*** Records supplied ***
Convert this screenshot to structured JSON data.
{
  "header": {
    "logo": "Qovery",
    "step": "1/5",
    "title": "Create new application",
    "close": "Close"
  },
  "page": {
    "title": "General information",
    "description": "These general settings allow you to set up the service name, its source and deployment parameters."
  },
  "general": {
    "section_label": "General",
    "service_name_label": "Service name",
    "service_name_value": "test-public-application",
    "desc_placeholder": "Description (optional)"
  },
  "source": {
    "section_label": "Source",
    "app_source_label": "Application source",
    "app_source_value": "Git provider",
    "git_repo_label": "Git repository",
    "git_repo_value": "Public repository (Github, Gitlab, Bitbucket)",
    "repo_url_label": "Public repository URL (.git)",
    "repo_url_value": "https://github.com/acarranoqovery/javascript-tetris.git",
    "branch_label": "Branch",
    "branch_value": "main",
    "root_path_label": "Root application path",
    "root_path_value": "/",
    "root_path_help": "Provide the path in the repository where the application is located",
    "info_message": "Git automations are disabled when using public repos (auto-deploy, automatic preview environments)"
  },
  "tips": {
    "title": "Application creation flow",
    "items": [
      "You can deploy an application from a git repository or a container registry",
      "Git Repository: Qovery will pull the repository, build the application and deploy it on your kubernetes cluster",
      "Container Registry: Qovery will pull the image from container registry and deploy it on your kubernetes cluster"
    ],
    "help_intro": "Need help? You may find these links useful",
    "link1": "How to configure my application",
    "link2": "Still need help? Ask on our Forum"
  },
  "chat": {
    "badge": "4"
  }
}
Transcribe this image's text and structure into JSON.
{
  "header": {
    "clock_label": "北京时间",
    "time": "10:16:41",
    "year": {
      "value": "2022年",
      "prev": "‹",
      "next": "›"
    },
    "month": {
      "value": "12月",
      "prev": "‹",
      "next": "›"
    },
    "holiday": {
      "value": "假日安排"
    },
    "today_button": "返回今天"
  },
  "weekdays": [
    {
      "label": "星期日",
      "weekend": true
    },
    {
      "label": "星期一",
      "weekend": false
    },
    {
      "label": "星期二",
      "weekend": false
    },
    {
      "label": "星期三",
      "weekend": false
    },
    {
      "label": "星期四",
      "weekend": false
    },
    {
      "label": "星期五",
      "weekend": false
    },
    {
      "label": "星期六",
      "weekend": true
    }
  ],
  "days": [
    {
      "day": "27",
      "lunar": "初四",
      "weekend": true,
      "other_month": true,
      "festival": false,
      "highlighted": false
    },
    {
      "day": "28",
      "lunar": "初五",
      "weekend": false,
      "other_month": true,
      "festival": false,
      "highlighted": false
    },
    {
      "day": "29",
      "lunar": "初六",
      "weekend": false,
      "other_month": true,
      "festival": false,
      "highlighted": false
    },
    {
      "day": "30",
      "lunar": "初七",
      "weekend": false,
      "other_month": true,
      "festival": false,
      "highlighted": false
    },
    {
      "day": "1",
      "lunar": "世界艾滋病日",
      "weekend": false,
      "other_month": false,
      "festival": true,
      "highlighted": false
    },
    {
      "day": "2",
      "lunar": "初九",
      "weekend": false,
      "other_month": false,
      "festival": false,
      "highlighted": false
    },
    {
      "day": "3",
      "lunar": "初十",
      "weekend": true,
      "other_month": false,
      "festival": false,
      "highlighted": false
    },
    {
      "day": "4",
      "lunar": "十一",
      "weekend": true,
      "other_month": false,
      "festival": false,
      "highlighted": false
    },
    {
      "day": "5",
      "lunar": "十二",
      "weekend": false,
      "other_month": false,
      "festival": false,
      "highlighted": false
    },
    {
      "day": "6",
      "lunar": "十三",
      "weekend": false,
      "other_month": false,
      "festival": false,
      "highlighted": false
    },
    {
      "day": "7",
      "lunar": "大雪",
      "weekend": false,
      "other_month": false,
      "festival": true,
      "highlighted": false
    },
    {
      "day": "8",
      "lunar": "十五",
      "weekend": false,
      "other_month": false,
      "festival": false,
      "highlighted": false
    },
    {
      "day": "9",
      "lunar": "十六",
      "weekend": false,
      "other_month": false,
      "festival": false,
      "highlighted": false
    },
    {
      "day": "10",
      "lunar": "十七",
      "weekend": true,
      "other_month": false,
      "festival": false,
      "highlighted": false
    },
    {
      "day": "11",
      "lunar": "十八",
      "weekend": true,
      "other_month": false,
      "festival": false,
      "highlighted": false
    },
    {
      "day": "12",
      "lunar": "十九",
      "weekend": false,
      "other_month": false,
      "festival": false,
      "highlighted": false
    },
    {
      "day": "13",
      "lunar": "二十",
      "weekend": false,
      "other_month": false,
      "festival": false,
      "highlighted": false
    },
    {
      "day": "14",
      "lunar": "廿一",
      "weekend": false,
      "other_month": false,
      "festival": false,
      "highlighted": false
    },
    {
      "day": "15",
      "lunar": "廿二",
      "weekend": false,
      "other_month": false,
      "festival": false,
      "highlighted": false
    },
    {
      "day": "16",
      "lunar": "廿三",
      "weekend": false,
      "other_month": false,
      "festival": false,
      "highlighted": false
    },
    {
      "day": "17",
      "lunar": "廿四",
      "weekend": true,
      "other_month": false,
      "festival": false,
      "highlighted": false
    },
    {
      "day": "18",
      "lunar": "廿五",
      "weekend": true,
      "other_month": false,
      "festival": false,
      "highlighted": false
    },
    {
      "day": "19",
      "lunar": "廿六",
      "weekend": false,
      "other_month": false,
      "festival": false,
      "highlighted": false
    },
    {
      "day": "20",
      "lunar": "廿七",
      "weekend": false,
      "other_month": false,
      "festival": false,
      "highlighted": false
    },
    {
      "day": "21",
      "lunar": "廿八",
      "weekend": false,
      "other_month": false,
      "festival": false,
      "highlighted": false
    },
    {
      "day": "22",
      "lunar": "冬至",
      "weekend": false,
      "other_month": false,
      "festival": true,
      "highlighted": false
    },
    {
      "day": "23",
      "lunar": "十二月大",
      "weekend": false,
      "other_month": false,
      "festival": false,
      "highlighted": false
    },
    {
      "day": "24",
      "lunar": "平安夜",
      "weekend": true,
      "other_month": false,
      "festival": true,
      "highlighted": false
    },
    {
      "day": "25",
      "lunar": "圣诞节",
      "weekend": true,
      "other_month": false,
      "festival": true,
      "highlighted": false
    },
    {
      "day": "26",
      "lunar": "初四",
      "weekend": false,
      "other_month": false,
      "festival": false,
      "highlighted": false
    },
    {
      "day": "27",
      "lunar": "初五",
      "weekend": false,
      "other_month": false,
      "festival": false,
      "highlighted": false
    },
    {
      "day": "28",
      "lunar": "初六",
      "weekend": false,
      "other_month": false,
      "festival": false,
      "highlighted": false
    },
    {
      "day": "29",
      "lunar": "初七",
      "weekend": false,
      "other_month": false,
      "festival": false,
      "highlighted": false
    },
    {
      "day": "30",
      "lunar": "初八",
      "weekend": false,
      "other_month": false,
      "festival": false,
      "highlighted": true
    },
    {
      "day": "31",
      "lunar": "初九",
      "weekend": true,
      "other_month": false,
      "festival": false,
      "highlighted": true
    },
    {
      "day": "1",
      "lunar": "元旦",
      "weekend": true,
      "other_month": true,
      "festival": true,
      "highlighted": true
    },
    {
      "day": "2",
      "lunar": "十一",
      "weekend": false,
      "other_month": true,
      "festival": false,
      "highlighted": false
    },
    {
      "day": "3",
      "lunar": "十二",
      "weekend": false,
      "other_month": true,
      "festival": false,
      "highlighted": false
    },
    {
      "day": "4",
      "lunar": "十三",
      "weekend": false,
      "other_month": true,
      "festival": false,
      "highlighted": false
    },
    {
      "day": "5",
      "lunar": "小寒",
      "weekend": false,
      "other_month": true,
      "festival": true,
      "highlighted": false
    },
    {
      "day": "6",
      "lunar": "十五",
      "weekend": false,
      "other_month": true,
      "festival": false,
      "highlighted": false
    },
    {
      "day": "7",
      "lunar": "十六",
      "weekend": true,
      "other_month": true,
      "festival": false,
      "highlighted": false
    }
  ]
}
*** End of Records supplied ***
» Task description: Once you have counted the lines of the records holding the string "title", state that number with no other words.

» Output for this exercise: 3